Introducing natural beekeeping as a craft & therapy to refugee and local communities'
Welcome to Bees & Refugees. We are an environmental conservation organisation that is working to introduce beekeeping as a craft & therapy to refugee and local communities in London, whilst supporting the UK’s native black bee population flourish.
Bees & Refugees was founded in 2020 by Ali Alzein, to support newly settled refugees in London. We aim to provide technical and logistical support for refugees and others by supplying a starter beekeeping kit including a hive, as well as a space for their hives which are also helping the UK’s native black bee grow and flourish after near extinction.
Ali, originally from Syria, arrived in the UK as a refugee in 2014, escaping the brutality and destruction cause by the Syrian government. Ali, who began work in London’s luxury fashion industry would regularly return to refugee camps to volunteer whilst jugging his job.
Inspired by his grandfather, a farmer who kept bees in Syria, Ali began keeping bees in London to help with his own mental health, having witnessed first-hand the horrors of war and refugee camps. After finding this extremely beneficial for his mental health, he decided to use beekeeping to support others who faced similar experiences.

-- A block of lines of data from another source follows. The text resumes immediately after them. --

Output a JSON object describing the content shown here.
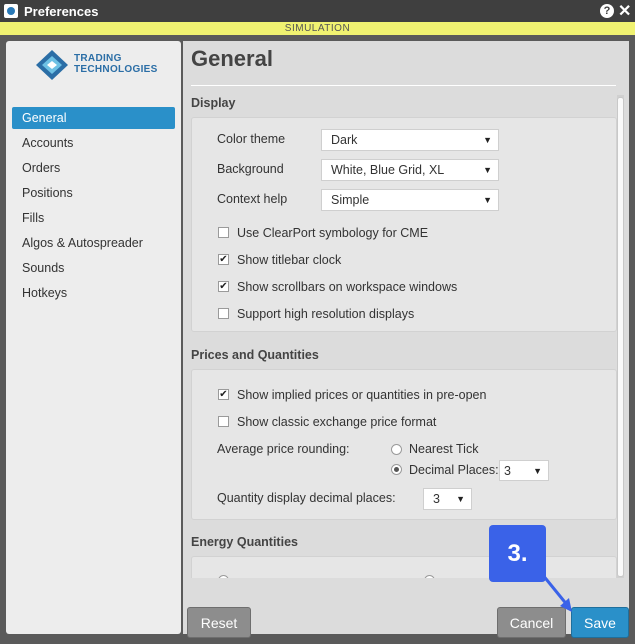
{
  "window": {
    "title": "Preferences",
    "help_icon": "?",
    "close_icon": "✕"
  },
  "simulation_banner": "SIMULATION",
  "logo": {
    "line1": "TRADING",
    "line2": "TECHNOLOGIES"
  },
  "sidebar": {
    "items": [
      {
        "label": "General",
        "active": true
      },
      {
        "label": "Accounts"
      },
      {
        "label": "Orders"
      },
      {
        "label": "Positions"
      },
      {
        "label": "Fills"
      },
      {
        "label": "Algos & Autospreader"
      },
      {
        "label": "Sounds"
      },
      {
        "label": "Hotkeys"
      }
    ]
  },
  "page_title": "General",
  "display": {
    "heading": "Display",
    "color_theme_label": "Color theme",
    "color_theme_value": "Dark",
    "background_label": "Background",
    "background_value": "White, Blue Grid, XL",
    "context_help_label": "Context help",
    "context_help_value": "Simple",
    "checkboxes": [
      {
        "label": "Use ClearPort symbology for CME",
        "checked": false
      },
      {
        "label": "Show titlebar clock",
        "checked": true
      },
      {
        "label": "Show scrollbars on workspace windows",
        "checked": true
      },
      {
        "label": "Support high resolution displays",
        "checked": false
      }
    ]
  },
  "prices": {
    "heading": "Prices and Quantities",
    "checkboxes": [
      {
        "label": "Show implied prices or quantities in pre-open",
        "checked": true
      },
      {
        "label": "Show classic exchange price format",
        "checked": false
      }
    ],
    "avg_rounding_label": "Average price rounding:",
    "nearest_tick_label": "Nearest Tick",
    "decimal_places_label": "Decimal Places:",
    "decimal_places_value": "3",
    "qty_decimal_label": "Quantity display decimal places:",
    "qty_decimal_value": "3"
  },
  "energy": {
    "heading": "Energy Quantities"
  },
  "footer": {
    "reset": "Reset",
    "cancel": "Cancel",
    "save": "Save"
  },
  "step_badge": "3.",
  "check_glyph": "✔",
  "arrow_glyph": "▼"
}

Ali decided to leave his job and founded Bees & Refugees to provide therapeutic relief for fellow refugees from Syria who were suffering from the trauma and destruction witnessed in their homeland and struggling to settle into their adopted country. Working initially with women and children. The organisation has since grown, to work with local schools, vulnerable children and communities in Hammersmith and Waterloo.
To date, we have offered community beekeeping workshops, as well as sessions in schools, supporting 80 vulnerable children. We have also offered paid workshops to different community gardens, advocated for ethical beekeeping practices & generated enough income to increase the number of our beehives. Establishing 20 native black bee colonies across London, in a crucial step to boost their numbers having been pushed to the brink of extinction.